A weekly public-affairs newsmagazine, produced in collaboration with National Public Radio, that includes reports, essays and interviews. The series was spun off (and cut back to a half hour from an hour) when Bill Moyers left in December 2004.
A look at Sheridan Correctional Center, an Illinois medium-security prison that aims to reduce recidivism via substance-abuse treatment, aggressive counseling, job training and following up with convicts after they're released.
The Kenyan soap opera "The Team," whose producers hope to foster social change in their country, is examined. The drama is about soccer players from various tribal backgrounds working together; in reality, the country has 42 tribes who are often at odds with one another, and suffered through tribal-influenced violence during the 2008 presidential election.
A trek to the Gangotri Glacier in the Himalayas with environmentalist/high-altitude climber Conrad Anker reveals how climate change is affecting the source of the Ganges River. Also: global warming's impact on Montana's Glacier National Park; how the world's melting glaciers may impact food prices in the U.S.
Voter anger and angst are examined. Included: what motivates people to come together under the Tea Party banner; why voter discontent may spell trouble for incumbents in both parties come the 2010 midterm elections.
The Democratic Party's support of reproductive rights is examined. Included: remarks from pro-life Rep. Bart Stupak (D-Mich.), former DNC chairman Howard Dean and Allentown (Pa.) Women's Center executive director Jen Boulanger.

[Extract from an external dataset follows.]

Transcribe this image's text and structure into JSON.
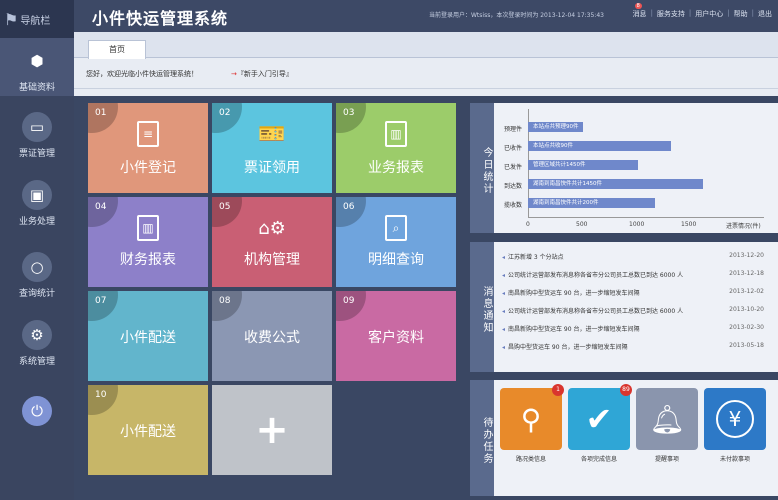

The shrinking landscape of journalism is discussed with Robert W. McChesney and John Nichols, authors of "The Death and Life of American Journalism." Included: their proposal for government subsidies to support journalism.
A report from Kenya on a TV soap opera designed to foster national unity and combat the tribal conflict that arose following that country's disputed 2007 presidential election. "The Team" follows a soccer team whose members belong to different tribes. Interviewees include Milly Mugadi, one of the show's stars; and John Marks, president of Search for Common Ground, which produces versions of "The Team" in 12 countries.